Recently I underwent surgery and was deeply sedated for more than an hour. Before going under, I resolved to try to experience the black void that the superstitious are always worrying about in the afterlife and/or the "warmth and light" claimed by some who say they have had near death experiences, giving them a preview of “heaven”. As expected, none of that happened; I experienced no lapse between going under and waking up. I concluded that unconsciousness can’t be experienced (duh?). What implications, if any, does that have for the after death “experience” for someone like me who rejects all the ancient but still widespread superstitions of gods, souls, heaven and hell. Might there be any difficulties in permanently escaping consciousness?
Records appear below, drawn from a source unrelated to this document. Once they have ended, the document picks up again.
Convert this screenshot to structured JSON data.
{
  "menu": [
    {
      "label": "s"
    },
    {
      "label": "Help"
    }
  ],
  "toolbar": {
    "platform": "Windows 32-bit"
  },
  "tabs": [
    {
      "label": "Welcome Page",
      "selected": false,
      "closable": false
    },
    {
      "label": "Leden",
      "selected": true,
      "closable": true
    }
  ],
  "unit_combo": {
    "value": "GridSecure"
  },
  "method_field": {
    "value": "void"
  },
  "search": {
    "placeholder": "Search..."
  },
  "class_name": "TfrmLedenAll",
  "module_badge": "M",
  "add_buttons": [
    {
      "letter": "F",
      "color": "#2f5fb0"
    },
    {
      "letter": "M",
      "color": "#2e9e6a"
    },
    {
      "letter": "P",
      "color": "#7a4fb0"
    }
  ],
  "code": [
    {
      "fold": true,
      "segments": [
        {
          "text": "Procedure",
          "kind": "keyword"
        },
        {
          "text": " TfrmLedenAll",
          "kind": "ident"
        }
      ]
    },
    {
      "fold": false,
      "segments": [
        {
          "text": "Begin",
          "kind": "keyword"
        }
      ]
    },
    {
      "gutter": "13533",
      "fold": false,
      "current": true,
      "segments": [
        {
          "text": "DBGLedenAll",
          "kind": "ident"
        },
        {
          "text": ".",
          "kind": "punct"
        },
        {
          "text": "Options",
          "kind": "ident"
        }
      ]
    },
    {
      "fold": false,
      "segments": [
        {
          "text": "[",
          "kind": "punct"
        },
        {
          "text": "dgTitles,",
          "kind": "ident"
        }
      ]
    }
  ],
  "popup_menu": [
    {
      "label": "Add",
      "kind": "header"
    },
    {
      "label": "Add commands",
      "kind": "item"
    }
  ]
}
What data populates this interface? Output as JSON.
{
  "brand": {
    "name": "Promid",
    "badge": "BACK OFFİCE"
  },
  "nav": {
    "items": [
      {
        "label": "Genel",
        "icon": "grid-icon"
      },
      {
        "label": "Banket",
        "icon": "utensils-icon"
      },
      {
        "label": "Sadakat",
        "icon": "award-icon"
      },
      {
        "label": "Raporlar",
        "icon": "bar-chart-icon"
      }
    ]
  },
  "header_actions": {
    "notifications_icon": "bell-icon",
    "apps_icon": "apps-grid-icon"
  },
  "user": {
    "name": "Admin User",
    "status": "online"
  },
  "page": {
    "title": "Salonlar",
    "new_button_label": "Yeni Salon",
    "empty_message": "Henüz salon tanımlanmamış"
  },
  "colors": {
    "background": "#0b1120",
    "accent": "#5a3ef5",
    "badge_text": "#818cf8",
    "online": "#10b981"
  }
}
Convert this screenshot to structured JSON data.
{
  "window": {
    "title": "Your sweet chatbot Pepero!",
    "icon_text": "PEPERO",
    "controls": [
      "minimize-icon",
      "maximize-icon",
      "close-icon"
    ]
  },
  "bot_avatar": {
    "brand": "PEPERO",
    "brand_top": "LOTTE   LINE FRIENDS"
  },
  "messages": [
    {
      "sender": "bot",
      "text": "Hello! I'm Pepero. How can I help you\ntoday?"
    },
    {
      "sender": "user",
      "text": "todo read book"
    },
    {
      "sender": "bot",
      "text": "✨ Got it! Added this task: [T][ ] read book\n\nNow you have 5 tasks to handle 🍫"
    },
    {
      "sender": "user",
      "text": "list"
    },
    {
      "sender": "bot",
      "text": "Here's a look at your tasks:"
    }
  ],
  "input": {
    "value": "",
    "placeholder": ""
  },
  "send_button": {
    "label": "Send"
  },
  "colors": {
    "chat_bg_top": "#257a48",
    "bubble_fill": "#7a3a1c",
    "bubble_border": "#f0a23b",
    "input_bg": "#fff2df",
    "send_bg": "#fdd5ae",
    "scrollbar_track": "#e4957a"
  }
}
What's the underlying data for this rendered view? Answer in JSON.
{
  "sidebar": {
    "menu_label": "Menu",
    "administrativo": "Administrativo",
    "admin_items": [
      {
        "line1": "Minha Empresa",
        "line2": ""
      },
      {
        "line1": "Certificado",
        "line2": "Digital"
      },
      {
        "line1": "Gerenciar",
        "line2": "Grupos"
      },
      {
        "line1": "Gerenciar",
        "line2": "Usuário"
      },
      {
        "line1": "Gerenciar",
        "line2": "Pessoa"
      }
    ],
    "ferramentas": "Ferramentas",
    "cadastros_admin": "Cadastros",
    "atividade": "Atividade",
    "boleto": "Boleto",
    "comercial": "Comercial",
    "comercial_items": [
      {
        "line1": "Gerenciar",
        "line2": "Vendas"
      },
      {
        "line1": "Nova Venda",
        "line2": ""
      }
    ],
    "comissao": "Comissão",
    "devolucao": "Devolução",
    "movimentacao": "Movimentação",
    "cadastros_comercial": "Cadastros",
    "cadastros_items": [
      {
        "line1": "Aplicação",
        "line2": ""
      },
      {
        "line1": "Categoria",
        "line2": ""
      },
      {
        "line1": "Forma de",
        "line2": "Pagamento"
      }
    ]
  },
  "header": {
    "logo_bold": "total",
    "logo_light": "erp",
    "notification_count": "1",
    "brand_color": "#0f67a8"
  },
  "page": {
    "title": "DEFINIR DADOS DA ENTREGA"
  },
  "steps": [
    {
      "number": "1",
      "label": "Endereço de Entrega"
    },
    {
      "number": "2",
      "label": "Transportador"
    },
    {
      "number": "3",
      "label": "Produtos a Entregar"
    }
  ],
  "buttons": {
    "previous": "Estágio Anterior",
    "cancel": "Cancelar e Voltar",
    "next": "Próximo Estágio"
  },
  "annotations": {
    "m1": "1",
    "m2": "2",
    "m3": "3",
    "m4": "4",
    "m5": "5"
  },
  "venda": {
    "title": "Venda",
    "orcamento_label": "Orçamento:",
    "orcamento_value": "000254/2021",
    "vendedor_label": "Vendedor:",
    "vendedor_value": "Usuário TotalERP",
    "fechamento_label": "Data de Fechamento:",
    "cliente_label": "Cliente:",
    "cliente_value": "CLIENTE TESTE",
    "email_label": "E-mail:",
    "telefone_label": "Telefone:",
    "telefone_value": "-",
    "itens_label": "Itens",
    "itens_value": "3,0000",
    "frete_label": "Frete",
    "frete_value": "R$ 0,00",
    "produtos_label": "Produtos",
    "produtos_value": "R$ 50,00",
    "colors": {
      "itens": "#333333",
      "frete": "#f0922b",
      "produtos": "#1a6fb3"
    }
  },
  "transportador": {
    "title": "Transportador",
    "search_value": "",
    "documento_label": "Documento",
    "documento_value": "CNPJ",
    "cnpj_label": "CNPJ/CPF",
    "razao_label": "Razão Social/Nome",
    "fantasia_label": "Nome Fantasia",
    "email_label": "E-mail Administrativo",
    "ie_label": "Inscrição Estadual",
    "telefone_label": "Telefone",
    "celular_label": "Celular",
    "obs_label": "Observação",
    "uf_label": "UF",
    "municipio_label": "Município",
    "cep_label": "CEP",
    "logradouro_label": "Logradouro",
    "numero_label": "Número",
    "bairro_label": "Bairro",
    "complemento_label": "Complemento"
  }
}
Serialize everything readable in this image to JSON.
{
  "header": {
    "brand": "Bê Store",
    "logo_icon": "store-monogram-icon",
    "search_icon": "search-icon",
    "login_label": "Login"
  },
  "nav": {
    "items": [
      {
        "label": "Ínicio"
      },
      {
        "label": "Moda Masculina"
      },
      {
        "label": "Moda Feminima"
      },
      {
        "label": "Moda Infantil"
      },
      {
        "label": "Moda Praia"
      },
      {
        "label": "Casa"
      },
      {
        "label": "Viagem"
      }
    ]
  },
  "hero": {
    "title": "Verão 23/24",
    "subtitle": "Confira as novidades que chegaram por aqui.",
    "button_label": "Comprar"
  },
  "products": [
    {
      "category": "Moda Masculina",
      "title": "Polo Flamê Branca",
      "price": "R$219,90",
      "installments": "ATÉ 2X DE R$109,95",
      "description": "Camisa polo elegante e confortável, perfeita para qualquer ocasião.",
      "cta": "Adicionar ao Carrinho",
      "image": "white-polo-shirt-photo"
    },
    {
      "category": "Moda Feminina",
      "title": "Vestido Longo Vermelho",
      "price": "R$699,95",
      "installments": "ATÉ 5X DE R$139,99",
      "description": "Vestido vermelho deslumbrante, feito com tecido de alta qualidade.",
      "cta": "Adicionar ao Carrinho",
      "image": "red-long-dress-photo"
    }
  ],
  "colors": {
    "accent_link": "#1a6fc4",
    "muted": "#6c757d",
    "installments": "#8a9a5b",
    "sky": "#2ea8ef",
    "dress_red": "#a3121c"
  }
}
After doing some research to find out who else on the internet might be thinking about unconsciousness, I found lots of people thinking about consciousness but very few pondering unconsciousness. I did find a thought-provoking article at http://www.naturalism.org/death.htm which seems secular enough. In the synopsis it says “By degrees, the reader is supposed to see that the notion of a blank or emptiness following death is incoherent, and that therefore we should not anticipate the end of experience when we die.” Alright, but if we do not “experience” eternal sedation after death, then is there any hope of identifying a range of possibilities of what does happen? For example, a commentary on the above paper suggests that “The last experience of a man who will die in the year 2050 will be followed by the first experience of an arbitrary individual of an arbitrary species in an arbitrary location at an arbitrary future time.” Random re-incarnation is problematic but incarnation is not. We have all experienced it. Can we say that this life is not an example of an afterlife? After all it has come after 13.8 billion years – we have clearly come in in the middle of this movie rather the beginning or the end. Superstition can’t answer these questions and science probably can’t either, but they are worthy of serious thought.